__Problem to solve__
Below are the records; collect from them each line containing the string "pick".

[[ Dataset entries, beginning ]]

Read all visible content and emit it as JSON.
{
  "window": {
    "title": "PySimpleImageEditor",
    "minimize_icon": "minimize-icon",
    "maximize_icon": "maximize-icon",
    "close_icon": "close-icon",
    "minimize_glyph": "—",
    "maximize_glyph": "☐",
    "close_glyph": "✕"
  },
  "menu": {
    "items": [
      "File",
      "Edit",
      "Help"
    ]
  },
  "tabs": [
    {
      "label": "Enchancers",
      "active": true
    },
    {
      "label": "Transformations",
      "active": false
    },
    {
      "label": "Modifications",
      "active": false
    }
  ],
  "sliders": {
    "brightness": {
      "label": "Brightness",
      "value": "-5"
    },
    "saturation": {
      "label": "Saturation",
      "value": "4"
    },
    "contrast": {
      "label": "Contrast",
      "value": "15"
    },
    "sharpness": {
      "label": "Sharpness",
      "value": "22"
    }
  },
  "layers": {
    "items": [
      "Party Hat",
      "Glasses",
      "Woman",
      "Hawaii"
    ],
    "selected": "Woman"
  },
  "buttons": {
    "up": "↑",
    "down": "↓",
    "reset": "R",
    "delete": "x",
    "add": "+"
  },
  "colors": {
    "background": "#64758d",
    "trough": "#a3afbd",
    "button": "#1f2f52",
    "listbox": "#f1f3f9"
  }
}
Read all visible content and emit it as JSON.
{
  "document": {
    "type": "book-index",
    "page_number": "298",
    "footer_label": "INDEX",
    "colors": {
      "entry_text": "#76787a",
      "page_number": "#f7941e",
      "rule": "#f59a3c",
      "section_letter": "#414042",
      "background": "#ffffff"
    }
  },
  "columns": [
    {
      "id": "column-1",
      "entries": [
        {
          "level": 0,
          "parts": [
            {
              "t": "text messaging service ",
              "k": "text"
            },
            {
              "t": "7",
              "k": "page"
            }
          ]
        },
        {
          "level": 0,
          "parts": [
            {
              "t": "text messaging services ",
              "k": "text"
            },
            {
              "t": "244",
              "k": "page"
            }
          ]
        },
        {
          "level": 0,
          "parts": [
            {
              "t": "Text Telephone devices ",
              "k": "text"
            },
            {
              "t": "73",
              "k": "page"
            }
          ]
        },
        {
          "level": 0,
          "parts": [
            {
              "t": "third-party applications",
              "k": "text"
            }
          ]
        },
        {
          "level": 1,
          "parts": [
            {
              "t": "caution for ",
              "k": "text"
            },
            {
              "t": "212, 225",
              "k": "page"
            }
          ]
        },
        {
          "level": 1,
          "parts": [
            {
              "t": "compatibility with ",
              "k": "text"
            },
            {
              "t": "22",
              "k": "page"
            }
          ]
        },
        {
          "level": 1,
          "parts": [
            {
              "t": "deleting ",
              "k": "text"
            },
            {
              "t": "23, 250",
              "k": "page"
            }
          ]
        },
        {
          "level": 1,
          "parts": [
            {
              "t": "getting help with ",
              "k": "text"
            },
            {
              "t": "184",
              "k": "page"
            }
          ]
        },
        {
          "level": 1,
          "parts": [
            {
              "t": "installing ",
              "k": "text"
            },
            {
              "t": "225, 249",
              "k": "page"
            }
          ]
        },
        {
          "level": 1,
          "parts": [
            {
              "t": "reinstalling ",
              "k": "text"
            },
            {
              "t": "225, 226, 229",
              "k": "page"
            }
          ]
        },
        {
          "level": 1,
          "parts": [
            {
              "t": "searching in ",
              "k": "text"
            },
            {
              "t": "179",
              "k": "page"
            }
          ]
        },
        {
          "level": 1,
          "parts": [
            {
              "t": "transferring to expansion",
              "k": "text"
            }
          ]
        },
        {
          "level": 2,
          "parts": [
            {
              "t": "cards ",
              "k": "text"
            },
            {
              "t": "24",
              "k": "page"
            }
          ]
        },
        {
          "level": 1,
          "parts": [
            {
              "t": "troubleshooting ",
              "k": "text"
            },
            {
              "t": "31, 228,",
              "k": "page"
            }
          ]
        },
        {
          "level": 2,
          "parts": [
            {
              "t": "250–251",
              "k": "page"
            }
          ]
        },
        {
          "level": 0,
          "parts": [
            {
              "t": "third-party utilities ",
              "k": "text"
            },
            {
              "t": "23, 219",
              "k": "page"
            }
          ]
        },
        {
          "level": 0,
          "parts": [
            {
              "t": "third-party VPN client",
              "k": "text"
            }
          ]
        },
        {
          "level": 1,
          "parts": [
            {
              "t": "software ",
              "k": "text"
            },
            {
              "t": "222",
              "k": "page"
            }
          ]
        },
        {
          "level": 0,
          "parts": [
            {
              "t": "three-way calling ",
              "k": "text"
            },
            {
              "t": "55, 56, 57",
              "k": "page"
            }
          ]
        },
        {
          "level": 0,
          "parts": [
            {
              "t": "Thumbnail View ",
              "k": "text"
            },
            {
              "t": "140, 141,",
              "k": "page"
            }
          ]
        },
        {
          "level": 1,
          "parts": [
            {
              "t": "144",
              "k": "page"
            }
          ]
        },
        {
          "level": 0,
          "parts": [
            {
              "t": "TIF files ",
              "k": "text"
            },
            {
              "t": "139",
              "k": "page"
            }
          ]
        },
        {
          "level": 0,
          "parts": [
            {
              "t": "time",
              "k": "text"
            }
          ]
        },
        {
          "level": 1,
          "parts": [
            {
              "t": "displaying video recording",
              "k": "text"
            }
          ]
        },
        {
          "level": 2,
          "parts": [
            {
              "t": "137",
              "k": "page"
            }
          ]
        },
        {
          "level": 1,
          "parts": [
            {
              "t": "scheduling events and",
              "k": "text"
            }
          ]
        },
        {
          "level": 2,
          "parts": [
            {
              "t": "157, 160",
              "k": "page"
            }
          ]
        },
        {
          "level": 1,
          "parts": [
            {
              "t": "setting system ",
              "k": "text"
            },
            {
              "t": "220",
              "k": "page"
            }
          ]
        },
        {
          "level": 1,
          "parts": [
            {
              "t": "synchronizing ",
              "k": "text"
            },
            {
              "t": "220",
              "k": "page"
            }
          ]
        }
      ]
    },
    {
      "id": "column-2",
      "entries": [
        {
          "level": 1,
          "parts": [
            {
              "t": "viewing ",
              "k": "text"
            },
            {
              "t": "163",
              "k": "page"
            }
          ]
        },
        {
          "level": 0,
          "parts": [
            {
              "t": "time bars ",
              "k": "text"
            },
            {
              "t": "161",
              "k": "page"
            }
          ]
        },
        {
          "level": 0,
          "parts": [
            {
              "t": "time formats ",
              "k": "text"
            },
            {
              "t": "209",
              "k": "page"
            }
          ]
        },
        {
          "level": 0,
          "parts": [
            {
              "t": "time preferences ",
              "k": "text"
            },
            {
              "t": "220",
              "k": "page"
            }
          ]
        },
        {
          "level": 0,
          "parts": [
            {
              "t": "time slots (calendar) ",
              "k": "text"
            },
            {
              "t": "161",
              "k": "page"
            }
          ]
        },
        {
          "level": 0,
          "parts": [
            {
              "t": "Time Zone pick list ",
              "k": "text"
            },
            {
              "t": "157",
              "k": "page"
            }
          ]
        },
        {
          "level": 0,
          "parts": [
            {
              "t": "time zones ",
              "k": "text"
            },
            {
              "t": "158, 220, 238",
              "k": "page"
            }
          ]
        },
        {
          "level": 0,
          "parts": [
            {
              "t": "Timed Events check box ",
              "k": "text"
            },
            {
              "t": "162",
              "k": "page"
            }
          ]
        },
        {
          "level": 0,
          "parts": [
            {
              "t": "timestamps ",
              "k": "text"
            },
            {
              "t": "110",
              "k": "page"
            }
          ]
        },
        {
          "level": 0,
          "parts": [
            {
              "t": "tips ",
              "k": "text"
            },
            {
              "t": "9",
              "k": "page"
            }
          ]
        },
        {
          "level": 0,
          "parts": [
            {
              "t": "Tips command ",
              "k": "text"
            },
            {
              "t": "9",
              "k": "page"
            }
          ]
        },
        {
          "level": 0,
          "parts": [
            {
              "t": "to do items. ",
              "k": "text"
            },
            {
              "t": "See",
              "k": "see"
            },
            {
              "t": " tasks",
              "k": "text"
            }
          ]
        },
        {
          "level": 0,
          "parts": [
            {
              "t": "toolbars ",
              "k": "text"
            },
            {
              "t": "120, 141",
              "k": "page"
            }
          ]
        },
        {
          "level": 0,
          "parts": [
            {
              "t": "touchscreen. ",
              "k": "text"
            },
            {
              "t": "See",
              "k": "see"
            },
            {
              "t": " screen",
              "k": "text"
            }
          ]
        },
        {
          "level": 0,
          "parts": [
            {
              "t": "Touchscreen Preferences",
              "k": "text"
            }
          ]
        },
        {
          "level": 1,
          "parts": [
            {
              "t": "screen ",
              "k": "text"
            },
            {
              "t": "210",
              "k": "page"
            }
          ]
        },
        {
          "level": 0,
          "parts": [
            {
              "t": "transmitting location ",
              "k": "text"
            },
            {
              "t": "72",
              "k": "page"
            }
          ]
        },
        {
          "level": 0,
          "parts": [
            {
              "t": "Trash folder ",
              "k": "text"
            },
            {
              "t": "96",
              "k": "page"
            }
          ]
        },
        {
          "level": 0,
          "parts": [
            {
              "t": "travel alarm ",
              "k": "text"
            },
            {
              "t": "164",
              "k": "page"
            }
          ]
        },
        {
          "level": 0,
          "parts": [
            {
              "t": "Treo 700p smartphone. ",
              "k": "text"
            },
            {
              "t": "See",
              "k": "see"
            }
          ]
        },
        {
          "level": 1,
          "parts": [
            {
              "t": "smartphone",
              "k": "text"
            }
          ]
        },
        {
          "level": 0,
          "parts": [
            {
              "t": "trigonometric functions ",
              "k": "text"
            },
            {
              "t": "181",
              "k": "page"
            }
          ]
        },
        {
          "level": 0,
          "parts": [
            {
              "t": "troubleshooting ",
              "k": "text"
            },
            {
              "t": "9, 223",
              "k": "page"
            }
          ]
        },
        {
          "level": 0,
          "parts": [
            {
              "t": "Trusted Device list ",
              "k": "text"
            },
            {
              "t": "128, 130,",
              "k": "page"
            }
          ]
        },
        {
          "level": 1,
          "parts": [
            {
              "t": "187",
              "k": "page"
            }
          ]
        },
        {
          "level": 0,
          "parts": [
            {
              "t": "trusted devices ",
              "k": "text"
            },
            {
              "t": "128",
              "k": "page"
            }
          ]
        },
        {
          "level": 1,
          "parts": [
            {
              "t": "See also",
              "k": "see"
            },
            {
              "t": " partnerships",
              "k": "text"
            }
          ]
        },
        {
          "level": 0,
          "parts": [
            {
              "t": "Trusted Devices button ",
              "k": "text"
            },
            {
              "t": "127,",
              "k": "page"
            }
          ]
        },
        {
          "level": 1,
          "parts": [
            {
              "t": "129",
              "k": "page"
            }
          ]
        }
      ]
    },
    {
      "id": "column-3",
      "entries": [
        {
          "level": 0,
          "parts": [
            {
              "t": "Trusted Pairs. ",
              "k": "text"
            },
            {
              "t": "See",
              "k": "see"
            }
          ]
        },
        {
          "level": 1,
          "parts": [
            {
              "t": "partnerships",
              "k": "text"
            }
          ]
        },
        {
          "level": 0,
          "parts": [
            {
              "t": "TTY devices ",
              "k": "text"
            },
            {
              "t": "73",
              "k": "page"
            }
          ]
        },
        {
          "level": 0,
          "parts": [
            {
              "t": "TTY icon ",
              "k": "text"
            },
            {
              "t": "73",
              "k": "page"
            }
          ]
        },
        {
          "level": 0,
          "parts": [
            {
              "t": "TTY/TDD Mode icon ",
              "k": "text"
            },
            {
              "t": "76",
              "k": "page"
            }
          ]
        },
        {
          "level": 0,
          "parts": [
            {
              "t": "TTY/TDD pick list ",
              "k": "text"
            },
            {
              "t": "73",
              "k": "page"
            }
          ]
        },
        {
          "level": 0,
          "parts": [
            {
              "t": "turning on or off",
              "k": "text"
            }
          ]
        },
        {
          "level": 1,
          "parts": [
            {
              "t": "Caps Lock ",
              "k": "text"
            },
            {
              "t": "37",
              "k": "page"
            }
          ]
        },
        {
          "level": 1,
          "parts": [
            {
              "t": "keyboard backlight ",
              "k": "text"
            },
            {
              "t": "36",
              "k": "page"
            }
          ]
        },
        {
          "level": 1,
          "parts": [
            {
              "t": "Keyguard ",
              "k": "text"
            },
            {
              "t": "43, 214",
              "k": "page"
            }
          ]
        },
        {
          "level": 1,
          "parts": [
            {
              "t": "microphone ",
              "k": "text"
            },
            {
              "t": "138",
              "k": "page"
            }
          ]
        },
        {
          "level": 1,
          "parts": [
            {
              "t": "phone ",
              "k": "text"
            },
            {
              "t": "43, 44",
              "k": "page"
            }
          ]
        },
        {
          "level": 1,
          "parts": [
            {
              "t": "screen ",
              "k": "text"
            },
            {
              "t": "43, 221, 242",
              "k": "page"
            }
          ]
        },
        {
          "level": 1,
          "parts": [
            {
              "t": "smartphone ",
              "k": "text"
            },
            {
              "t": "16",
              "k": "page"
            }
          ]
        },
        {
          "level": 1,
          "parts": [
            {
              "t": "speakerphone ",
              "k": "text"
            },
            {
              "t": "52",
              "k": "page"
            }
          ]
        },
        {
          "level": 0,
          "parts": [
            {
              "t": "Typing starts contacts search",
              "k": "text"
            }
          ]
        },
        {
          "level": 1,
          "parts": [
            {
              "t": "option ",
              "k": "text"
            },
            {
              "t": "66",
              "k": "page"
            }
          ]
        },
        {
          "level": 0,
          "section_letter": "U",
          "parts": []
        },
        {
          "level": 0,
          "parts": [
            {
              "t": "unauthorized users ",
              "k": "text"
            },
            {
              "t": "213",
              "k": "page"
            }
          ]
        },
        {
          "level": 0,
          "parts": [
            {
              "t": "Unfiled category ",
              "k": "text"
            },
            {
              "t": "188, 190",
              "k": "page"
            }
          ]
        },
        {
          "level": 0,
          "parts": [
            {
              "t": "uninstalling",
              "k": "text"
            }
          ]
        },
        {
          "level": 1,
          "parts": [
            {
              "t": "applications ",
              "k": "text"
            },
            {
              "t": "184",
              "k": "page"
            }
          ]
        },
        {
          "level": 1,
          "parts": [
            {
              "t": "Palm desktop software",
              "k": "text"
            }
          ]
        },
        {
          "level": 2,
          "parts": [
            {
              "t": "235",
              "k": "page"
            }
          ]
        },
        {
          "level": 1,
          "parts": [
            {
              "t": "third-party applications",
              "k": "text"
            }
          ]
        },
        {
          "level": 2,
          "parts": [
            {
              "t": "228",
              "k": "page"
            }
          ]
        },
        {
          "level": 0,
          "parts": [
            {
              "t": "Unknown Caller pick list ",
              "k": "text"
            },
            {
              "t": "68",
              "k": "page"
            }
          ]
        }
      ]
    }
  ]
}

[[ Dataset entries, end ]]

__Result of the exercise__
              "t": "Time Zone pick list ",
              "t": "TTY/TDD pick list ",
              "t": "Unknown Caller pick list ",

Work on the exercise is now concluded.